After tasting Janet’s bread when he and Jim came in to thaw out for awhile - Hugo quickly agreed that we did indeed need to come back next Saturday.
We were back the following weekend and Janet and I rolled up our sleeves while Aimee tottered behind Janet’s daughters. Having seen someone her size run about she had been inspired and between the two visits had bravely let go of the couch and walked to the chair and from the chair to the shelves - never to look back.
I watched Janet expertly rise her yeast and deftly add the flour to her base. Then in amazement I watched the bread grow and grow and more than double it’s original size. This process was repeated four times through out the day while we feasted on the last of the previous Saturday's baking along with steaming hot spaghetti for lunch, coffee and friendly chit chat. Finally Janet pulled out her pans for the last raising and I sat, astonished to see how tiny each ball was that sat forlorn and lonely in what looked like, in comparison, humongous pans. I could not believe that such a tiny roll of dough was going to become the enormous loaf of bread such as we had just consumed at lunch time.
At the end of the day, we headed home generously loaded up with rolls as well as a loaf of this delightful bread and an invitation to come back often, which we did. And so when I cook up a batch of Janet’s bread, I am never just making bread. I am visiting our old 2 bedroom apartment in the married residence, thinking of old friends, remembering cold November nights and my daughter's first unassisted steps. Sometimes I even share some of these memories with the children as they watch me knead, punch and rise the dough. But I have never, ever been able to make my batch stretch into 8 loaves AND rolls too. I think the closest I have come is 4 loaves and 2 dozen rolls. (This could be because I have never been patient enough to wait through four full risings!) Still it is my favourite bread recipe and always will be.

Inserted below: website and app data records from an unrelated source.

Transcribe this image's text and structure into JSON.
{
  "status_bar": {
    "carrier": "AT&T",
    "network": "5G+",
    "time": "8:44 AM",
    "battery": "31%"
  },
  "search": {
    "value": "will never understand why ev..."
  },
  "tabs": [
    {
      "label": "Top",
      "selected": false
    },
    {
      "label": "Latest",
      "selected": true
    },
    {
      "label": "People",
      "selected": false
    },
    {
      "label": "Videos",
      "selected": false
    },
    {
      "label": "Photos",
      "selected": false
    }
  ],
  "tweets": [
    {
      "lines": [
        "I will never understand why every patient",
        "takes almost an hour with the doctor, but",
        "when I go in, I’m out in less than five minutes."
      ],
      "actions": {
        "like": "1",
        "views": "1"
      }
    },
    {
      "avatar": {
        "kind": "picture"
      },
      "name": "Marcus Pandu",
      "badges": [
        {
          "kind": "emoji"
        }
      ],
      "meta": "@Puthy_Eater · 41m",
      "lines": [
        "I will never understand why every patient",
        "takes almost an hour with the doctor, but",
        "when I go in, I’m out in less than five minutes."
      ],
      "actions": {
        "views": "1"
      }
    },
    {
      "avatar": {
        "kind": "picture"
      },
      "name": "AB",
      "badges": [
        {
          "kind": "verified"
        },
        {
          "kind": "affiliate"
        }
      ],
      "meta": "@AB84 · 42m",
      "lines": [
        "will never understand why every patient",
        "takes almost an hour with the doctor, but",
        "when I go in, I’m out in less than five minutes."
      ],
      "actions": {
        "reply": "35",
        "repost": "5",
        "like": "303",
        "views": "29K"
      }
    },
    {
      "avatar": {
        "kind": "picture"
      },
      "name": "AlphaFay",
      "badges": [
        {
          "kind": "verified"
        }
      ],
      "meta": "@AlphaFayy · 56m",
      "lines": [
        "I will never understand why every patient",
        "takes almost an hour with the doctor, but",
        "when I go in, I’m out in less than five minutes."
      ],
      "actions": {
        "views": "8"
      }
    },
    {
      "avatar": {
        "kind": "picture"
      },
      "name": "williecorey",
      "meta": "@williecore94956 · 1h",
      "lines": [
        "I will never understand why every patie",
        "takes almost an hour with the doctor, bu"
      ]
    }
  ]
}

Shortening/Butter or Margarine
After putting water on to boil prepare a small bowl of
1/2 cup of tepid water in which you dissolve a teaspoon or two of sugar (or honey)

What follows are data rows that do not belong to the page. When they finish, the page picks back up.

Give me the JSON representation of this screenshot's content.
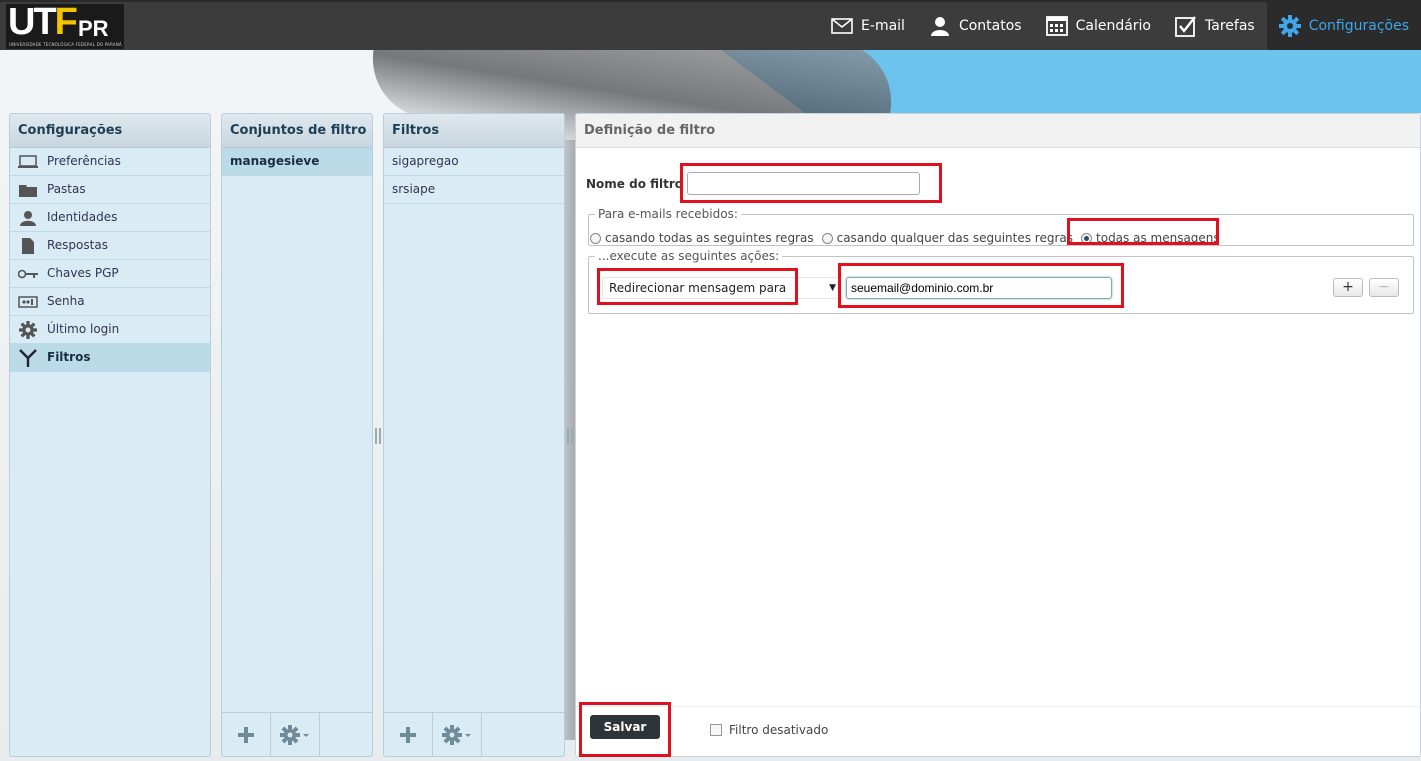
{
  "app": {
    "logo_text": "UTFPR",
    "logo_subtitle": "UNIVERSIDADE TECNOLÓGICA FEDERAL DO PARANÁ"
  },
  "nav": [
    {
      "label": "E-mail",
      "icon": "envelope-icon"
    },
    {
      "label": "Contatos",
      "icon": "person-icon"
    },
    {
      "label": "Calendário",
      "icon": "calendar-icon"
    },
    {
      "label": "Tarefas",
      "icon": "checkbox-icon"
    },
    {
      "label": "Configurações",
      "icon": "gear-icon",
      "active": true
    }
  ],
  "settings_panel": {
    "title": "Configurações",
    "items": [
      {
        "label": "Preferências",
        "icon": "monitor-icon"
      },
      {
        "label": "Pastas",
        "icon": "folder-icon"
      },
      {
        "label": "Identidades",
        "icon": "person-icon"
      },
      {
        "label": "Respostas",
        "icon": "document-icon"
      },
      {
        "label": "Chaves PGP",
        "icon": "key-icon"
      },
      {
        "label": "Senha",
        "icon": "password-icon"
      },
      {
        "label": "Último login",
        "icon": "gear-icon"
      },
      {
        "label": "Filtros",
        "icon": "filter-icon",
        "selected": true
      }
    ]
  },
  "filter_sets_panel": {
    "title": "Conjuntos de filtro",
    "items": [
      {
        "label": "managesieve",
        "selected": true
      }
    ]
  },
  "filters_panel": {
    "title": "Filtros",
    "items": [
      {
        "label": "sigapregao"
      },
      {
        "label": "srsiape"
      }
    ]
  },
  "filter_definition": {
    "title": "Definição de filtro",
    "name_label": "Nome do filtro",
    "name_value": "",
    "incoming_legend": "Para e-mails recebidos:",
    "match_options": [
      {
        "label": "casando todas as seguintes regras",
        "checked": false
      },
      {
        "label": "casando qualquer das seguintes regras",
        "checked": false
      },
      {
        "label": "todas as mensagens",
        "checked": true
      }
    ],
    "actions_legend": "...execute as seguintes ações:",
    "action_selected": "Redirecionar mensagem para",
    "action_target_value": "seuemail@dominio.com.br",
    "add_label": "+",
    "remove_label": "−",
    "save_label": "Salvar",
    "disabled_label": "Filtro desativado",
    "disabled_checked": false
  },
  "colors": {
    "accent": "#3ea6e9",
    "highlight": "#e0101f",
    "topbar": "#3c3c3c"
  }
}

Sprinkle over this bowl of tepid water 1 - 2 Tablespoons of yeast.
When the water come to a boil
Pour 3 cups of the boiled water over the following ingredients (that have been placed in a large bowl):
1 heaping tablespoon of shortening (or butter or margarine)
1 handful of salt
3 handfuls of sugar (or ½ cup of honey)
Stir until all ingredients are dissolved.
Once the yeast has risen (usually in about 10 minutes) check the large bowl that has the boiled water in it and see if the water has cooled to tepid temperature. If it has not, add enough water until it is tepid.
At this point you add the yeast to the larger bowl and stir it in.
Then you begin to stir/add in flour until the dough begins to come away from the bowl. (This has, for me, varied from 8 cups to as much as 16 cups) When you first begin to add flour you can substitute some of the flour with wheat germ and,or whole wheat flour. I have played around with this a lot - always with delightful results)
Allow the kneaded dough to rise once to just barely double its size in a large greased bowl - covered with a damp towel. After punching it down allow it double or a little more than double its size another full two times. For the fourth rising allow it to rise in the greased bread pans while you preheat your oven at 350.
As the loaves come fresh from the oven, lightly brush with butter for soft, tasty crusts. Enjoy your first slice with a cup of your favourite hot beverage and dream old memories. Read more!